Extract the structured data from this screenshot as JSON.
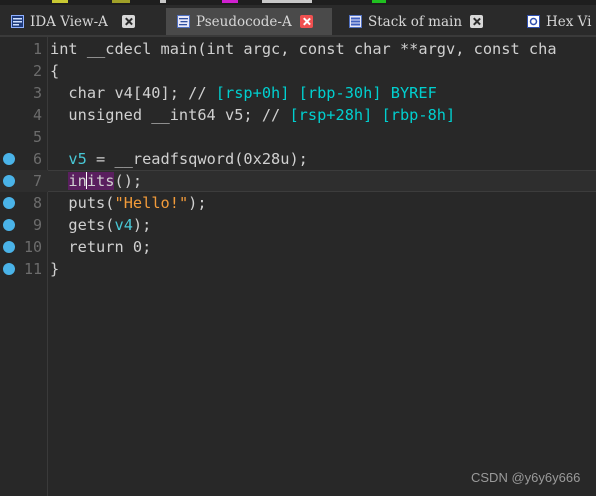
{
  "tabs": [
    {
      "label": "IDA View-A",
      "active": false,
      "icon": "ida-view-icon"
    },
    {
      "label": "Pseudocode-A",
      "active": true,
      "icon": "pseudocode-icon"
    },
    {
      "label": "Stack of main",
      "active": false,
      "icon": "stack-icon"
    },
    {
      "label": "Hex Vi",
      "active": false,
      "icon": "hex-view-icon"
    }
  ],
  "code": {
    "line_numbers": [
      "1",
      "2",
      "3",
      "4",
      "5",
      "6",
      "7",
      "8",
      "9",
      "10",
      "11"
    ],
    "l1": "int __cdecl main(int argc, const char **argv, const cha",
    "l2": "{",
    "l3_decl": "  char v4[40]; // ",
    "l3_reg": "[rsp+0h] [rbp-30h] BYREF",
    "l4_decl": "  unsigned __int64 v5; // ",
    "l4_reg": "[rsp+28h] [rbp-8h]",
    "l6_var": "v5",
    "l6_rest": " = __readfsqword(0x28u);",
    "l7_a": "in",
    "l7_b": "its",
    "l7_rest": "();",
    "l8_fn": "puts(",
    "l8_str": "\"Hello!\"",
    "l8_end": ");",
    "l9_fn": "gets(",
    "l9_var": "v4",
    "l9_end": ");",
    "l10": "  return 0;",
    "l11": "}"
  },
  "breakpoint_lines": [
    "6",
    "7",
    "8",
    "9",
    "10",
    "11"
  ],
  "colors": {
    "breakpoint": "#4ab3e8",
    "register_comment": "#00d0d0",
    "string": "#f29b3a",
    "highlight": "#5a1f5f",
    "close_active": "#f05050"
  },
  "watermark": "CSDN @y6y6y666"
}
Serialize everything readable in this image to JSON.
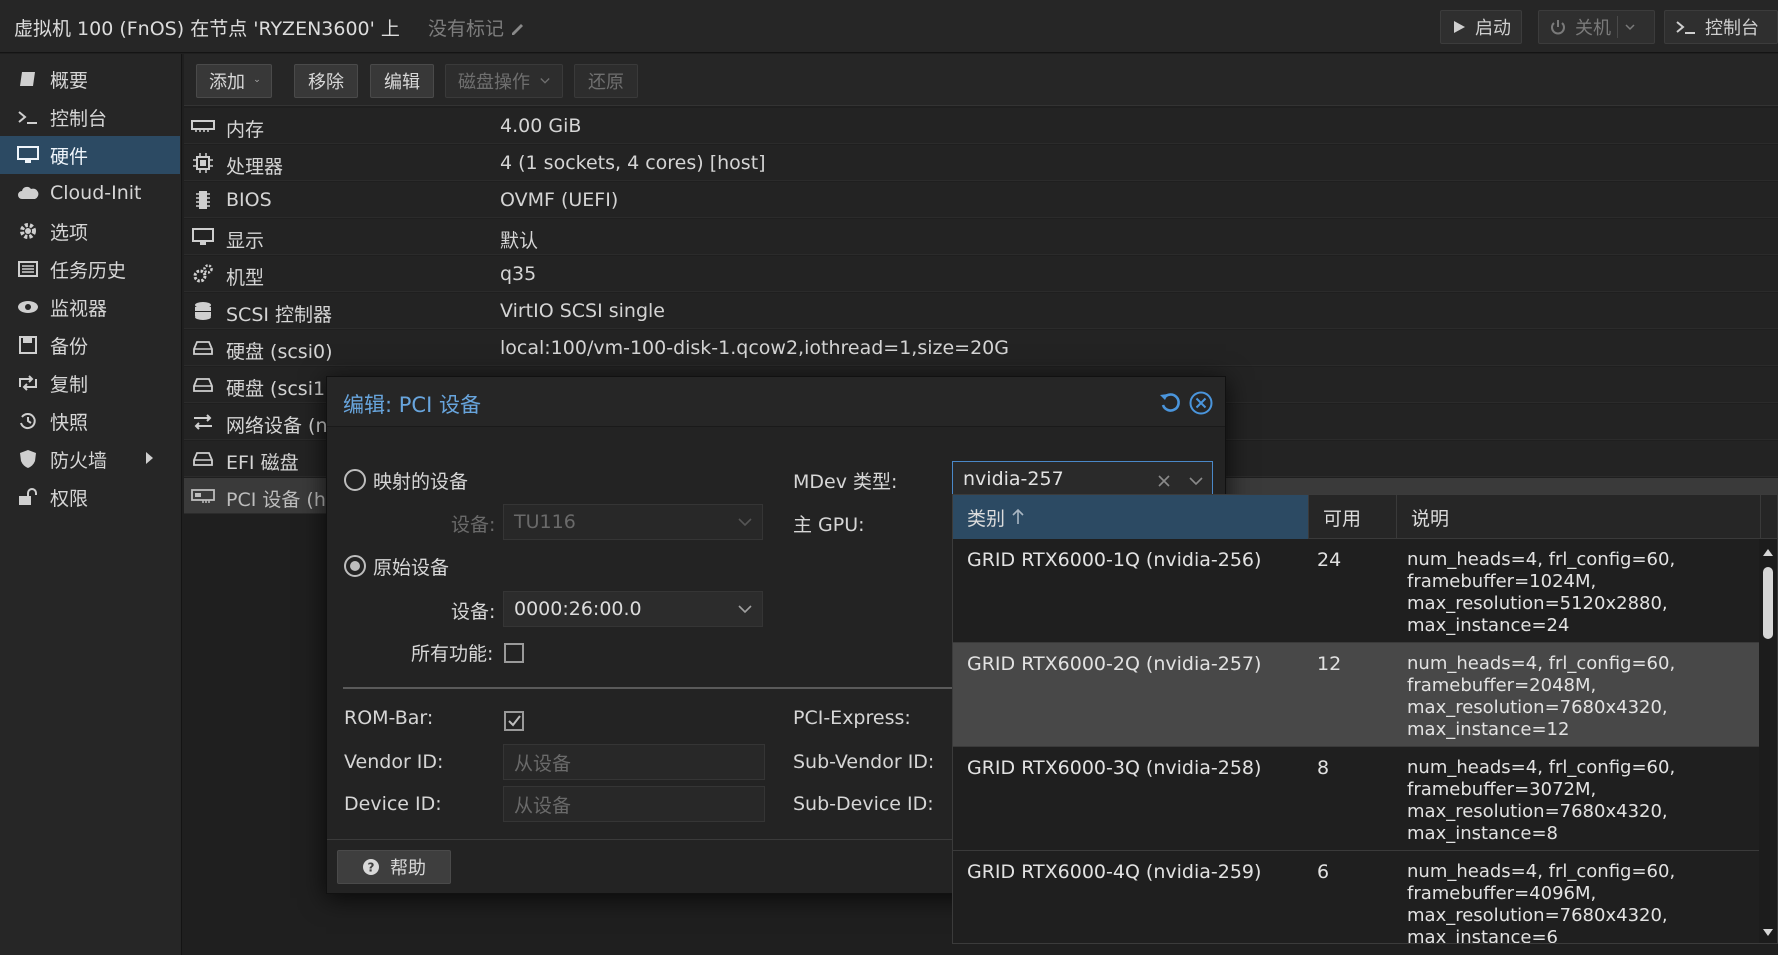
{
  "titlebar": {
    "title": "虚拟机 100 (FnOS) 在节点 'RYZEN3600' 上",
    "tags": "没有标记",
    "start": "启动",
    "shutdown": "关机",
    "console": "控制台"
  },
  "sidebar": {
    "items": [
      {
        "label": "概要",
        "icon": "book-icon"
      },
      {
        "label": "控制台",
        "icon": "terminal-icon"
      },
      {
        "label": "硬件",
        "icon": "monitor-icon",
        "active": true
      },
      {
        "label": "Cloud-Init",
        "icon": "cloud-icon"
      },
      {
        "label": "选项",
        "icon": "gear-icon"
      },
      {
        "label": "任务历史",
        "icon": "list-icon"
      },
      {
        "label": "监视器",
        "icon": "eye-icon"
      },
      {
        "label": "备份",
        "icon": "floppy-icon"
      },
      {
        "label": "复制",
        "icon": "retweet-icon"
      },
      {
        "label": "快照",
        "icon": "history-icon"
      },
      {
        "label": "防火墙",
        "icon": "shield-icon"
      },
      {
        "label": "权限",
        "icon": "unlock-icon"
      }
    ]
  },
  "toolbar": {
    "add": "添加",
    "remove": "移除",
    "edit": "编辑",
    "disk_action": "磁盘操作",
    "revert": "还原"
  },
  "hardware": {
    "rows": [
      {
        "label": "内存",
        "value": "4.00 GiB",
        "icon": "memory-icon"
      },
      {
        "label": "处理器",
        "value": "4 (1 sockets, 4 cores) [host]",
        "icon": "cpu-icon"
      },
      {
        "label": "BIOS",
        "value": "OVMF (UEFI)",
        "icon": "bios-icon"
      },
      {
        "label": "显示",
        "value": "默认",
        "icon": "display-icon"
      },
      {
        "label": "机型",
        "value": "q35",
        "icon": "cogs-icon"
      },
      {
        "label": "SCSI 控制器",
        "value": "VirtIO SCSI single",
        "icon": "database-icon"
      },
      {
        "label": "硬盘 (scsi0)",
        "value": "local:100/vm-100-disk-1.qcow2,iothread=1,size=20G",
        "icon": "hdd-icon"
      },
      {
        "label": "硬盘 (scsi1",
        "value": "",
        "icon": "hdd-icon"
      },
      {
        "label": "网络设备 (n",
        "value": "",
        "icon": "network-icon"
      },
      {
        "label": "EFI 磁盘",
        "value": "",
        "icon": "hdd-icon"
      },
      {
        "label": "PCI 设备 (h",
        "value": "",
        "icon": "pci-icon"
      }
    ]
  },
  "modal": {
    "title": "编辑: PCI 设备",
    "mapped_device": "映射的设备",
    "device_label": "设备:",
    "mapped_value": "TU116",
    "raw_device": "原始设备",
    "raw_value": "0000:26:00.0",
    "all_functions": "所有功能:",
    "mdev_label": "MDev 类型:",
    "mdev_value": "nvidia-257",
    "primary_gpu": "主 GPU:",
    "rom_bar": "ROM-Bar:",
    "pci_express": "PCI-Express:",
    "vendor_id": "Vendor ID:",
    "vendor_placeholder": "从设备",
    "sub_vendor_id": "Sub-Vendor ID:",
    "device_id": "Device ID:",
    "device_placeholder": "从设备",
    "sub_device_id": "Sub-Device ID:",
    "help": "帮助"
  },
  "mdev_list": {
    "headers": {
      "type": "类别",
      "available": "可用",
      "description": "说明"
    },
    "rows": [
      {
        "name": "GRID RTX6000-1Q (nvidia-256)",
        "available": "24",
        "desc": [
          "num_heads=4, frl_config=60,",
          "framebuffer=1024M,",
          "max_resolution=5120x2880,",
          "max_instance=24"
        ]
      },
      {
        "name": "GRID RTX6000-2Q (nvidia-257)",
        "available": "12",
        "desc": [
          "num_heads=4, frl_config=60,",
          "framebuffer=2048M,",
          "max_resolution=7680x4320,",
          "max_instance=12"
        ],
        "highlight": true
      },
      {
        "name": "GRID RTX6000-3Q (nvidia-258)",
        "available": "8",
        "desc": [
          "num_heads=4, frl_config=60,",
          "framebuffer=3072M,",
          "max_resolution=7680x4320,",
          "max_instance=8"
        ]
      },
      {
        "name": "GRID RTX6000-4Q (nvidia-259)",
        "available": "6",
        "desc": [
          "num_heads=4, frl_config=60,",
          "framebuffer=4096M,",
          "max_resolution=7680x4320,",
          "max_instance=6"
        ]
      }
    ]
  }
}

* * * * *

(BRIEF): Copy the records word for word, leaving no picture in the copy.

(RESPONSE TO THE EXERCISE):
Extract the structured data from this screenshot as JSON.
{
  "tabs": [
    {
      "label": "IDA View-A",
      "active": false,
      "icon": "ida-view-icon"
    },
    {
      "label": "Pseudocode-A",
      "active": true,
      "icon": "pseudocode-icon"
    },
    {
      "label": "Stack of main",
      "active": false,
      "icon": "stack-icon"
    },
    {
      "label": "Hex Vi",
      "active": false,
      "icon": "hex-view-icon"
    }
  ],
  "code": {
    "line_numbers": [
      "1",
      "2",
      "3",
      "4",
      "5",
      "6",
      "7",
      "8",
      "9",
      "10",
      "11"
    ],
    "l1": "int __cdecl main(int argc, const char **argv, const cha",
    "l2": "{",
    "l3_decl": "  char v4[40]; // ",
    "l3_reg": "[rsp+0h] [rbp-30h] BYREF",
    "l4_decl": "  unsigned __int64 v5; // ",
    "l4_reg": "[rsp+28h] [rbp-8h]",
    "l6_var": "v5",
    "l6_rest": " = __readfsqword(0x28u);",
    "l7_a": "in",
    "l7_b": "its",
    "l7_rest": "();",
    "l8_fn": "puts(",
    "l8_str": "\"Hello!\"",
    "l8_end": ");",
    "l9_fn": "gets(",
    "l9_var": "v4",
    "l9_end": ");",
    "l10": "  return 0;",
    "l11": "}"
  },
  "breakpoint_lines": [
    "6",
    "7",
    "8",
    "9",
    "10",
    "11"
  ],
  "colors": {
    "breakpoint": "#4ab3e8",
    "register_comment": "#00d0d0",
    "string": "#f29b3a",
    "highlight": "#5a1f5f",
    "close_active": "#f05050"
  },
  "watermark": "CSDN @y6y6y666"
}
Serialize everything readable in this image to JSON.
{
  "titlebar": {
    "title": "虚拟机 100 (FnOS) 在节点 'RYZEN3600' 上",
    "tags": "没有标记",
    "start": "启动",
    "shutdown": "关机",
    "console": "控制台"
  },
  "sidebar": {
    "items": [
      {
        "label": "概要",
        "icon": "book-icon"
      },
      {
        "label": "控制台",
        "icon": "terminal-icon"
      },
      {
        "label": "硬件",
        "icon": "monitor-icon",
        "active": true
      },
      {
        "label": "Cloud-Init",
        "icon": "cloud-icon"
      },
      {
        "label": "选项",
        "icon": "gear-icon"
      },
      {
        "label": "任务历史",
        "icon": "list-icon"
      },
      {
        "label": "监视器",
        "icon": "eye-icon"
      },
      {
        "label": "备份",
        "icon": "floppy-icon"
      },
      {
        "label": "复制",
        "icon": "retweet-icon"
      },
      {
        "label": "快照",
        "icon": "history-icon"
      },
      {
        "label": "防火墙",
        "icon": "shield-icon"
      },
      {
        "label": "权限",
        "icon": "unlock-icon"
      }
    ]
  },
  "toolbar": {
    "add": "添加",
    "remove": "移除",
    "edit": "编辑",
    "disk_action": "磁盘操作",
    "revert": "还原"
  },
  "hardware": {
    "rows": [
      {
        "label": "内存",
        "value": "4.00 GiB",
        "icon": "memory-icon"
      },
      {
        "label": "处理器",
        "value": "4 (1 sockets, 4 cores) [host]",
        "icon": "cpu-icon"
      },
      {
        "label": "BIOS",
        "value": "OVMF (UEFI)",
        "icon": "bios-icon"
      },
      {
        "label": "显示",
        "value": "默认",
        "icon": "display-icon"
      },
      {
        "label": "机型",
        "value": "q35",
        "icon": "cogs-icon"
      },
      {
        "label": "SCSI 控制器",
        "value": "VirtIO SCSI single",
        "icon": "database-icon"
      },
      {
        "label": "硬盘 (scsi0)",
        "value": "local:100/vm-100-disk-1.qcow2,iothread=1,size=20G",
        "icon": "hdd-icon"
      },
      {
        "label": "硬盘 (scsi1",
        "value": "",
        "icon": "hdd-icon"
      },
      {
        "label": "网络设备 (n",
        "value": "",
        "icon": "network-icon"
      },
      {
        "label": "EFI 磁盘",
        "value": "",
        "icon": "hdd-icon"
      },
      {
        "label": "PCI 设备 (h",
        "value": "",
        "icon": "pci-icon"
      }
    ]
  },
  "modal": {
    "title": "编辑: PCI 设备",
    "mapped_device": "映射的设备",
    "device_label": "设备:",
    "mapped_value": "TU116",
    "raw_device": "原始设备",
    "raw_value": "0000:26:00.0",
    "all_functions": "所有功能:",
    "mdev_label": "MDev 类型:",
    "mdev_value": "nvidia-257",
    "primary_gpu": "主 GPU:",
    "rom_bar": "ROM-Bar:",
    "pci_express": "PCI-Express:",
    "vendor_id": "Vendor ID:",
    "vendor_placeholder": "从设备",
    "sub_vendor_id": "Sub-Vendor ID:",
    "device_id": "Device ID:",
    "device_placeholder": "从设备",
    "sub_device_id": "Sub-Device ID:",
    "help": "帮助"
  },
  "mdev_list": {
    "headers": {
      "type": "类别",
      "available": "可用",
      "description": "说明"
    },
    "rows": [
      {
        "name": "GRID RTX6000-1Q (nvidia-256)",
        "available": "24",
        "desc": [
          "num_heads=4, frl_config=60,",
          "framebuffer=1024M,",
          "max_resolution=5120x2880,",
          "max_instance=24"
        ]
      },
      {
        "name": "GRID RTX6000-2Q (nvidia-257)",
        "available": "12",
        "desc": [
          "num_heads=4, frl_config=60,",
          "framebuffer=2048M,",
          "max_resolution=7680x4320,",
          "max_instance=12"
        ],
        "highlight": true
      },
      {
        "name": "GRID RTX6000-3Q (nvidia-258)",
        "available": "8",
        "desc": [
          "num_heads=4, frl_config=60,",
          "framebuffer=3072M,",
          "max_resolution=7680x4320,",
          "max_instance=8"
        ]
      },
      {
        "name": "GRID RTX6000-4Q (nvidia-259)",
        "available": "6",
        "desc": [
          "num_heads=4, frl_config=60,",
          "framebuffer=4096M,",
          "max_resolution=7680x4320,",
          "max_instance=6"
        ]
      }
    ]
  }
}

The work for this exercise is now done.